### [EXERCISE PROMPT]
In the entries below, find the lines that contain the word "Brasileiro" and copy them.

### [EXERCISE INPUT]
━━━━━━━━━━━━━━━━━━━━━━━━━━━━━━

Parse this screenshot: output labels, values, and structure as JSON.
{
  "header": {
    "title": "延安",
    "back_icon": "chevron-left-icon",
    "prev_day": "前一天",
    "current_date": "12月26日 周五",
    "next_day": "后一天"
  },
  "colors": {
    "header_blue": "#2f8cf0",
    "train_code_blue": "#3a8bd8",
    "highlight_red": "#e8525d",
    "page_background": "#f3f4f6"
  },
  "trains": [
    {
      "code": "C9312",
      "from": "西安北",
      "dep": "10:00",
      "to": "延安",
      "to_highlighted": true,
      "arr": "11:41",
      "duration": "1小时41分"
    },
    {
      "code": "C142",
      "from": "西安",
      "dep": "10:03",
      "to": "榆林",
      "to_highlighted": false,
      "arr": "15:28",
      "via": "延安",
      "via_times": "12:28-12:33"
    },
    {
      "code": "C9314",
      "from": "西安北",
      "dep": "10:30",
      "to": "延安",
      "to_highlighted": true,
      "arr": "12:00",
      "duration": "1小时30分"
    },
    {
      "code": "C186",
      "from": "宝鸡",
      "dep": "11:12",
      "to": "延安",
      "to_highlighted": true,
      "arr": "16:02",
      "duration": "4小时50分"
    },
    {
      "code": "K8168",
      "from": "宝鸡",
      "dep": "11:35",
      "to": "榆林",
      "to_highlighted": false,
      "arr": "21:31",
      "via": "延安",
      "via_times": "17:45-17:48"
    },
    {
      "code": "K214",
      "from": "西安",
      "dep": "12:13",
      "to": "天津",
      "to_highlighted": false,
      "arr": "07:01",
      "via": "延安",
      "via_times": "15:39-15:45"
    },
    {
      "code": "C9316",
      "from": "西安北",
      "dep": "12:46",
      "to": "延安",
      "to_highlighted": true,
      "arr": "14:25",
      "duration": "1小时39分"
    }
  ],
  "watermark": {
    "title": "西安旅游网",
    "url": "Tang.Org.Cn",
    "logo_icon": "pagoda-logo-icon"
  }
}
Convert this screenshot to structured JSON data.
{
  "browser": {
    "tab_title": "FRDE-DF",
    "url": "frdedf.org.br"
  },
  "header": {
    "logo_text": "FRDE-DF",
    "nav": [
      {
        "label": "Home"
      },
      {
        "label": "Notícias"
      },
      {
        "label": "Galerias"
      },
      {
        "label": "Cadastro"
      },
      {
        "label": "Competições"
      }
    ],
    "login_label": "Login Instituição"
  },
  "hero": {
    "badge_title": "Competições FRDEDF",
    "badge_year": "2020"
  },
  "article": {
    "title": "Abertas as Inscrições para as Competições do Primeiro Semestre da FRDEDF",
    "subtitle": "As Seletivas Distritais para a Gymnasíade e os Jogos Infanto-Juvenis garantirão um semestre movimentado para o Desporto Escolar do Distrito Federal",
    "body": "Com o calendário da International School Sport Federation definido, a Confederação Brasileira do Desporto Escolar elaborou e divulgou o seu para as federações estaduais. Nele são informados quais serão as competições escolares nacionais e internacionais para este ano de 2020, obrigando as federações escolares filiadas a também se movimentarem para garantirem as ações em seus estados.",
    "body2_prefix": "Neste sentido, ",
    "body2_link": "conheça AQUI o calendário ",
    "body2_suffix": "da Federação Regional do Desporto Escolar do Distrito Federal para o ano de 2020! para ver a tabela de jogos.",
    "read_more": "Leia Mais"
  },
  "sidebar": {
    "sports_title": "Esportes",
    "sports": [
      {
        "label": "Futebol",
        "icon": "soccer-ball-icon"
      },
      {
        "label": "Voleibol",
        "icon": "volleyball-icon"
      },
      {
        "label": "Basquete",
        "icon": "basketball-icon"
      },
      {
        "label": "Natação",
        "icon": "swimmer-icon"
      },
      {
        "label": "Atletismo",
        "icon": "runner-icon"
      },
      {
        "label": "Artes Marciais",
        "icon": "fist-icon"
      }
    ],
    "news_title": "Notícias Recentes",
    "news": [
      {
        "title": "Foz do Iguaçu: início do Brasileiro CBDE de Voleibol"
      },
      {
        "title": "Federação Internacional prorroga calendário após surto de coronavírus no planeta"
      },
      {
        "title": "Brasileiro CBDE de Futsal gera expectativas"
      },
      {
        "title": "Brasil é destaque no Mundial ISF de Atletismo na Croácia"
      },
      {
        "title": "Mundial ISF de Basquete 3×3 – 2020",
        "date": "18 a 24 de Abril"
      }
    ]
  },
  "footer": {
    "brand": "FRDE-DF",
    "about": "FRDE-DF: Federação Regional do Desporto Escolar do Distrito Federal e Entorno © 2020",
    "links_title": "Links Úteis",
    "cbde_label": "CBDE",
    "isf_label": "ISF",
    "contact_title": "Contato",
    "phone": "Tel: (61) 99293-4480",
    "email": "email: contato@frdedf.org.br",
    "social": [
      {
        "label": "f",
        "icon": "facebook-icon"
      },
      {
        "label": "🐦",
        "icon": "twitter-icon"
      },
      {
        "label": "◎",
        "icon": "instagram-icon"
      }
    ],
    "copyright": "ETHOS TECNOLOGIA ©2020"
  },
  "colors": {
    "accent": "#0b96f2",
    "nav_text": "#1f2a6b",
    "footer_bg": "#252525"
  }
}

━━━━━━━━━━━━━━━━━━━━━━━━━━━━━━

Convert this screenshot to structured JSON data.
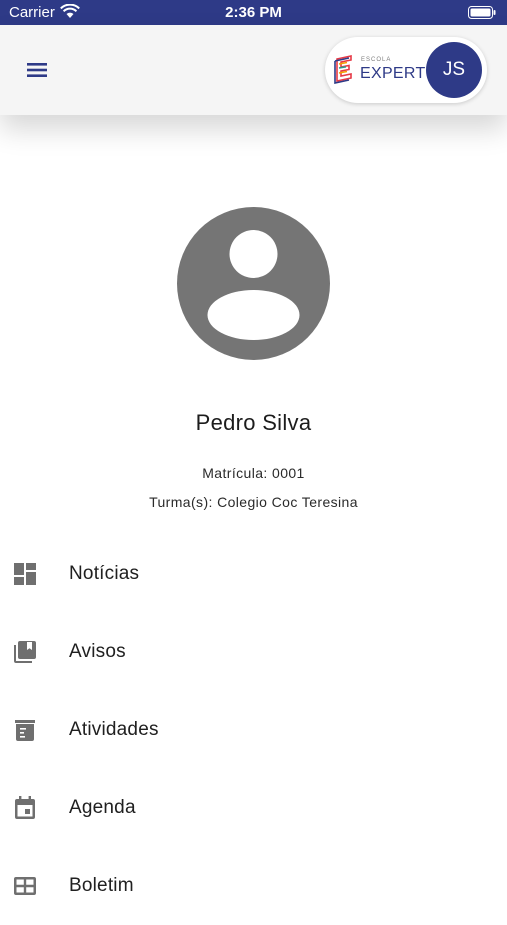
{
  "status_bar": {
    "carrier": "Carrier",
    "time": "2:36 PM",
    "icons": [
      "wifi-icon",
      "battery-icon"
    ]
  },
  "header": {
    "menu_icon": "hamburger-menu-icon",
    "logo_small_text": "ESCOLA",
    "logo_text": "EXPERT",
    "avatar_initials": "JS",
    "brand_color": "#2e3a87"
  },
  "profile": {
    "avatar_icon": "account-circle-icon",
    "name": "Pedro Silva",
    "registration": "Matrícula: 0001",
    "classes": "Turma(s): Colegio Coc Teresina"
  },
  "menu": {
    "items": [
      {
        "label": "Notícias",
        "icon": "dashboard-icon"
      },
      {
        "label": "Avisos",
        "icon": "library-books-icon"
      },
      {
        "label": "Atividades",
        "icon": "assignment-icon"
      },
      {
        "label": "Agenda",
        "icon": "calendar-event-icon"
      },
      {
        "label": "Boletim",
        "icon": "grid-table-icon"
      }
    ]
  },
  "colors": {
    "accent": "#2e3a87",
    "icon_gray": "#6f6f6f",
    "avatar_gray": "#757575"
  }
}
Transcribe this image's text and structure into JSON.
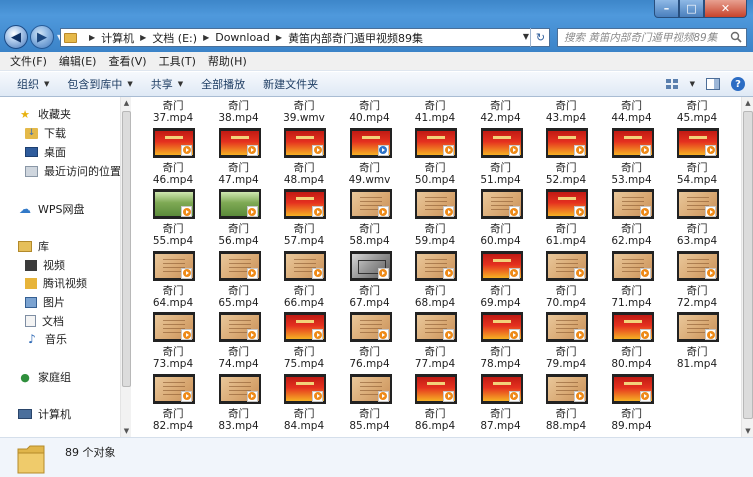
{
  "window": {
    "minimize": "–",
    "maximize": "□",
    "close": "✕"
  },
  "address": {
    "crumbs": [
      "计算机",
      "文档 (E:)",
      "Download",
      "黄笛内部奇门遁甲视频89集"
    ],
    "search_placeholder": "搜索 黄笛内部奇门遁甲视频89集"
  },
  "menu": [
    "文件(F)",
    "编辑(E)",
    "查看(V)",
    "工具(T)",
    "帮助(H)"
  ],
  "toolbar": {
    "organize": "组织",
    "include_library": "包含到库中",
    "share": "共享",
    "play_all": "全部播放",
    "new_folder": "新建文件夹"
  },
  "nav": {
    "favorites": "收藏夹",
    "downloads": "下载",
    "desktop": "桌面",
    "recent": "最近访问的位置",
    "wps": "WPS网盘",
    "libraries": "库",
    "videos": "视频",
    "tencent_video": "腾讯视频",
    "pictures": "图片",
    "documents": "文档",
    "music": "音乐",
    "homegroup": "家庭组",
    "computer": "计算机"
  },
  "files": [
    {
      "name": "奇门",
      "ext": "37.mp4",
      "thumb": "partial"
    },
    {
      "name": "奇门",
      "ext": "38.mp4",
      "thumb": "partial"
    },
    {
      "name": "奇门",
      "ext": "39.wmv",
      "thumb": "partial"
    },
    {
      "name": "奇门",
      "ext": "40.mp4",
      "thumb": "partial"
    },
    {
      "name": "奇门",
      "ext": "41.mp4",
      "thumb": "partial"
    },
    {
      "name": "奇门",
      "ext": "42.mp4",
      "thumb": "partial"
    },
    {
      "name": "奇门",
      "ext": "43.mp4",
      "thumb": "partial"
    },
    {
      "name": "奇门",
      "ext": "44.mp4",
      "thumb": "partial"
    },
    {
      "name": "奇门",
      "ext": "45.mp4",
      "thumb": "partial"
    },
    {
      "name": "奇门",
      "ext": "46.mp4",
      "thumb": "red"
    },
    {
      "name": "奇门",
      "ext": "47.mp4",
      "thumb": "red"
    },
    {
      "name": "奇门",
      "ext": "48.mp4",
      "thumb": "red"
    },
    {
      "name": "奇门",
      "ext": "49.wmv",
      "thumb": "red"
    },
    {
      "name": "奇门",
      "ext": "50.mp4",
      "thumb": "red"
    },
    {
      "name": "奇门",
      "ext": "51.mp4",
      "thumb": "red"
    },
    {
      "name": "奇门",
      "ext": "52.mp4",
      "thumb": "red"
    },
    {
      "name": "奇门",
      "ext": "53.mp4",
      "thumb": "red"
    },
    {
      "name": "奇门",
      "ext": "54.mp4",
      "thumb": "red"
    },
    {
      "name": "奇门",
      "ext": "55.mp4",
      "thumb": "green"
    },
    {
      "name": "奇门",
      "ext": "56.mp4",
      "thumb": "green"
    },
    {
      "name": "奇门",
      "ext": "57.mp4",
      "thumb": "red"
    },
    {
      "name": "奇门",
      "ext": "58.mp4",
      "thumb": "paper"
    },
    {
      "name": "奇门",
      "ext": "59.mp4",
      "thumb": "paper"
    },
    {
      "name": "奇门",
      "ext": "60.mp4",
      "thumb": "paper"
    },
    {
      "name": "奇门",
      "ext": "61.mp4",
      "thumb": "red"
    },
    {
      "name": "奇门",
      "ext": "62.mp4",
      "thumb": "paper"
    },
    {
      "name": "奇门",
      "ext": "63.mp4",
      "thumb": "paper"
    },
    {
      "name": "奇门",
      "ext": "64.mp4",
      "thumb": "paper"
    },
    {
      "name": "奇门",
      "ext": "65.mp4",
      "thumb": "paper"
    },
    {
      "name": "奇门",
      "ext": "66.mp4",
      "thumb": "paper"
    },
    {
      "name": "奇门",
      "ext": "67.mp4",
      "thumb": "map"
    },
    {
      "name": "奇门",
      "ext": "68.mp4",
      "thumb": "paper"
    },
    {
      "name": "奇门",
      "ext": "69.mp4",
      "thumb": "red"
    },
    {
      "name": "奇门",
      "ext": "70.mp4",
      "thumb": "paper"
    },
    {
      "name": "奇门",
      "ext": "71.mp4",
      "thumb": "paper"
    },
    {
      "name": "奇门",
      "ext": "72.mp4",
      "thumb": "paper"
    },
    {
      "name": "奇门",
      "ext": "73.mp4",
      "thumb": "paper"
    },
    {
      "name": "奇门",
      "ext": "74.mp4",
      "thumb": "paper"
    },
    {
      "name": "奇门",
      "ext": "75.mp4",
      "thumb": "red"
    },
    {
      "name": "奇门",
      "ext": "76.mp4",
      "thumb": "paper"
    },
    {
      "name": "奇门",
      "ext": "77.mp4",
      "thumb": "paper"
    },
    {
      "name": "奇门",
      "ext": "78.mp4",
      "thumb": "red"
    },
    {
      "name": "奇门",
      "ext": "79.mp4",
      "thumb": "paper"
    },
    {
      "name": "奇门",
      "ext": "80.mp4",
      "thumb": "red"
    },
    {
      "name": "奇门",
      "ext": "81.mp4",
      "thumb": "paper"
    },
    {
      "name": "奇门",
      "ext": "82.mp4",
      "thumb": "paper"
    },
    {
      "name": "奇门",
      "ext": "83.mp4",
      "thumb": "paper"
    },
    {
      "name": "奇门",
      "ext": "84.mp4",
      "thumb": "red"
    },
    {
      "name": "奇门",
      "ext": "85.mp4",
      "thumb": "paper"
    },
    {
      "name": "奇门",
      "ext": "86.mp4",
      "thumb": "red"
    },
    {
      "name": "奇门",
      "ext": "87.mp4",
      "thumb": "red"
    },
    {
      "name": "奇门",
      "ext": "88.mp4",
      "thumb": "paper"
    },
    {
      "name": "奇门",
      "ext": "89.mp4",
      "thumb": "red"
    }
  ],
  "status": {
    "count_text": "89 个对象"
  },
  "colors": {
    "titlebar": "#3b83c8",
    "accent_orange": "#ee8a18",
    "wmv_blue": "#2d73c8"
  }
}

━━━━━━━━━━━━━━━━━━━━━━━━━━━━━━

### [RESULT FOR THIS EXERCISE]
        "title": "Foz do Iguaçu: início do Brasileiro CBDE de Voleibol"
        "title": "Brasileiro CBDE de Futsal gera expectativas"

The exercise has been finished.